WHAT TO DO:
Wherever the string "File" appears in the records, return the line that holds it.

DATA SHOWN:
____

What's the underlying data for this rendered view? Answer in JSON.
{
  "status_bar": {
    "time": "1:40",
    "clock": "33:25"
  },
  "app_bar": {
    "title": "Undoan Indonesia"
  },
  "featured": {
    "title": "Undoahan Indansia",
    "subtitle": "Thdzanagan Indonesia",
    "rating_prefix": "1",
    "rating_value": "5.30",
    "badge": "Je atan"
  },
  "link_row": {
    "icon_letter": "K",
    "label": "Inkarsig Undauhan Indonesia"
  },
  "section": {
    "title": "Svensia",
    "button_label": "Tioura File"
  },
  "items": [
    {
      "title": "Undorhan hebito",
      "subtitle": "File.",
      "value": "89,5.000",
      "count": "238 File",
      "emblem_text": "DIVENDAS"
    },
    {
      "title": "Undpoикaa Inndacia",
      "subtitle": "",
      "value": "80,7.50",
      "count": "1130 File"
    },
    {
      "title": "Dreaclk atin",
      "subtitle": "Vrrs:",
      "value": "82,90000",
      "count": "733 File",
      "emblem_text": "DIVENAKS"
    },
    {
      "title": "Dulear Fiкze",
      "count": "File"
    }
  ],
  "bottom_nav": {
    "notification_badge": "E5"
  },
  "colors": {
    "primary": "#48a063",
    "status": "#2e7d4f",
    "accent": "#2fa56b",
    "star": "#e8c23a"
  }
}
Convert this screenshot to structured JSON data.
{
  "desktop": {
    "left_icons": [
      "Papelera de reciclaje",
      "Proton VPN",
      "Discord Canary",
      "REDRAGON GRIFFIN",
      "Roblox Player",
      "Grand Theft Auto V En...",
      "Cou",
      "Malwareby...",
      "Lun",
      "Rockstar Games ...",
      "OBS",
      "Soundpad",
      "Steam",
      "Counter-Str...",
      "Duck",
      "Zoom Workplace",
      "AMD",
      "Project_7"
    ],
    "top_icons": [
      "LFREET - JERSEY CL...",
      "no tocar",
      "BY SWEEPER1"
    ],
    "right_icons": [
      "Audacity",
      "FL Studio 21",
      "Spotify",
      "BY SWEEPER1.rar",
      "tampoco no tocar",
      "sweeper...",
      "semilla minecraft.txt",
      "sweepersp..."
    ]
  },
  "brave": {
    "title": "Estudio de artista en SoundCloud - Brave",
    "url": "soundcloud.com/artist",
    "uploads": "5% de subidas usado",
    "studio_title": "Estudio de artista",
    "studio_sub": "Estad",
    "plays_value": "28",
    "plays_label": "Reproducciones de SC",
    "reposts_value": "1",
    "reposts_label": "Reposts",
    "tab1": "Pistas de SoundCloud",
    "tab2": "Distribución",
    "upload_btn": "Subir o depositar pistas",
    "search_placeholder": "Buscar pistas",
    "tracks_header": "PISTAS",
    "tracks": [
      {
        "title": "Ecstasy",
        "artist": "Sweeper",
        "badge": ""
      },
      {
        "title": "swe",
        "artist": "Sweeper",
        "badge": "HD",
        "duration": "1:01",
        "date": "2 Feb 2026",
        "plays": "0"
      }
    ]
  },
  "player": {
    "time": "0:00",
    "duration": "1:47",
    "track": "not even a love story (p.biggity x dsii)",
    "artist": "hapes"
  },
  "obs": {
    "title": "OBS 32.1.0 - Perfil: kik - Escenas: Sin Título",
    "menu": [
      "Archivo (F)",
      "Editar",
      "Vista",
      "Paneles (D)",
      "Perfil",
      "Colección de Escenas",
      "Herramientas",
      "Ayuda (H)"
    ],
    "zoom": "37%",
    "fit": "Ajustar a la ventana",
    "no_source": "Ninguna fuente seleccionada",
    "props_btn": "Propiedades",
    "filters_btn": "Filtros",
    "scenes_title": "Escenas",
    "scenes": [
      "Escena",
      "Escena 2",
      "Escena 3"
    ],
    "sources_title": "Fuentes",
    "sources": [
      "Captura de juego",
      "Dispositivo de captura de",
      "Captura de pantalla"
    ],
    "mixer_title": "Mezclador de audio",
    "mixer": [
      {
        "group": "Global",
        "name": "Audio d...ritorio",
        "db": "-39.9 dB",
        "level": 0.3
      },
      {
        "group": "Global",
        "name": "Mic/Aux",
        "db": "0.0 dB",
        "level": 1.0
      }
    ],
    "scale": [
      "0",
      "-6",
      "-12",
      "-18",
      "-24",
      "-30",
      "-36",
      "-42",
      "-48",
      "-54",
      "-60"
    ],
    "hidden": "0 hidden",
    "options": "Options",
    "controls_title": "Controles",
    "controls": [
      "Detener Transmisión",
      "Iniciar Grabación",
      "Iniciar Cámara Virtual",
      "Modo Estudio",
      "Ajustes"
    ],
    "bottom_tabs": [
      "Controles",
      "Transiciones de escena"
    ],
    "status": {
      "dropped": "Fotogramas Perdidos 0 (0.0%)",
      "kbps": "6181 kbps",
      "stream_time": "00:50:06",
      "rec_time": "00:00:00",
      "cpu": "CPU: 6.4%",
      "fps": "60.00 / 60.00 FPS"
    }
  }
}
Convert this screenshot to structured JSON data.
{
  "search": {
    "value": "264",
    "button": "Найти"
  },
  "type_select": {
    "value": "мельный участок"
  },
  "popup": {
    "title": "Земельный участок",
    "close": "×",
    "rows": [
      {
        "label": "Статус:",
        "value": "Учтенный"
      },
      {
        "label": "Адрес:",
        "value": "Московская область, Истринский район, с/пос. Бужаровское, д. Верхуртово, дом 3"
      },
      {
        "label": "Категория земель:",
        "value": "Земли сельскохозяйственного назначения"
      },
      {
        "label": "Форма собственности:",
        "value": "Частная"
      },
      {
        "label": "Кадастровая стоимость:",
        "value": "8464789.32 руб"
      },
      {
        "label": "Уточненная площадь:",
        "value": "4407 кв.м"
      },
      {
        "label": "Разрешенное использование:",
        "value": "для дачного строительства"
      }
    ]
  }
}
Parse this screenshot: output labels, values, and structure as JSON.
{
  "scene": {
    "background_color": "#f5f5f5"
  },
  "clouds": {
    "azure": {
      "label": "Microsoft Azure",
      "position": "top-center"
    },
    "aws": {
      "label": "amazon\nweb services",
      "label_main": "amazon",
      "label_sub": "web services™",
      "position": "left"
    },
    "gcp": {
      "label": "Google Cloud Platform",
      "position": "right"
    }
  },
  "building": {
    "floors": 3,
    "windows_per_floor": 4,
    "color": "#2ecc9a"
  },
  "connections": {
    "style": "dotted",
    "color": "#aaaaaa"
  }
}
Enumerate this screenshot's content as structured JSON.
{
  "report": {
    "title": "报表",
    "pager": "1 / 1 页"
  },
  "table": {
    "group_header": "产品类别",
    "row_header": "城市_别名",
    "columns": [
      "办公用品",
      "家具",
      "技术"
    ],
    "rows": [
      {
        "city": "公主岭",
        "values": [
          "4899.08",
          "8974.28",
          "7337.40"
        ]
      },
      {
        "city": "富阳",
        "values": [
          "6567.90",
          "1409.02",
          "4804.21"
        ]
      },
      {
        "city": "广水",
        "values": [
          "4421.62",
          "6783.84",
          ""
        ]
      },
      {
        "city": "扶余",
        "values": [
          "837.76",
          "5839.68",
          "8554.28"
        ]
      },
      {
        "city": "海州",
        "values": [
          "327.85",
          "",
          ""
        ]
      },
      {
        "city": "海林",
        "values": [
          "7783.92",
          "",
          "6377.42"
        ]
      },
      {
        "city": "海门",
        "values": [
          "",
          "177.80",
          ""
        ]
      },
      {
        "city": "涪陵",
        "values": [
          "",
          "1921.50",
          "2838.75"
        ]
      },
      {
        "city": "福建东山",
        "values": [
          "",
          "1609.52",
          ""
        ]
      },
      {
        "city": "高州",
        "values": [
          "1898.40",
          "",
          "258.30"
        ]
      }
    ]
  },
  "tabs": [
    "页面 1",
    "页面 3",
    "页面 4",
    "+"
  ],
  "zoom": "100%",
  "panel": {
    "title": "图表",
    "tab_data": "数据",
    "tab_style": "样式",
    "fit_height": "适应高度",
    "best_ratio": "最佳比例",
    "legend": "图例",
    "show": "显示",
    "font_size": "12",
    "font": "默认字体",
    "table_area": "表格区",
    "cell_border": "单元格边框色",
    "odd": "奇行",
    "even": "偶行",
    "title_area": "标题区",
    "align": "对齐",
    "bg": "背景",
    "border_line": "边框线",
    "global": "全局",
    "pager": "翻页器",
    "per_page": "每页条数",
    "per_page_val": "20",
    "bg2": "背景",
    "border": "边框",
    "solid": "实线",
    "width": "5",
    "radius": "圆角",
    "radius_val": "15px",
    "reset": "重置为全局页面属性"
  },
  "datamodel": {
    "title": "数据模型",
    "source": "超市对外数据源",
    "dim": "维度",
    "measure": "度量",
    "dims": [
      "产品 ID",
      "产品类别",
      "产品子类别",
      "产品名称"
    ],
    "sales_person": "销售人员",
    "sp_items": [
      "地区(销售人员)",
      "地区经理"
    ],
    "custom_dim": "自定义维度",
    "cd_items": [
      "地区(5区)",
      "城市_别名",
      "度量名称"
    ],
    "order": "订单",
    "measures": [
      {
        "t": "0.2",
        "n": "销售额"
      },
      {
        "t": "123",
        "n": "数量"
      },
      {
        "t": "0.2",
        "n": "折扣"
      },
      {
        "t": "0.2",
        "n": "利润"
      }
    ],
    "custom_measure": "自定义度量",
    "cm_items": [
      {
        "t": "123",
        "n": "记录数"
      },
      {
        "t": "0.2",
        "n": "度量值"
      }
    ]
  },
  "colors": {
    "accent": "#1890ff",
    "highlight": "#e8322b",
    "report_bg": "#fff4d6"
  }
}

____

SOLUTION FOR THIS TASK:
    "button_label": "Tioura File"
      "subtitle": "File.",
      "count": "238 File",
      "count": "1130 File"
      "count": "733 File",
      "count": "File"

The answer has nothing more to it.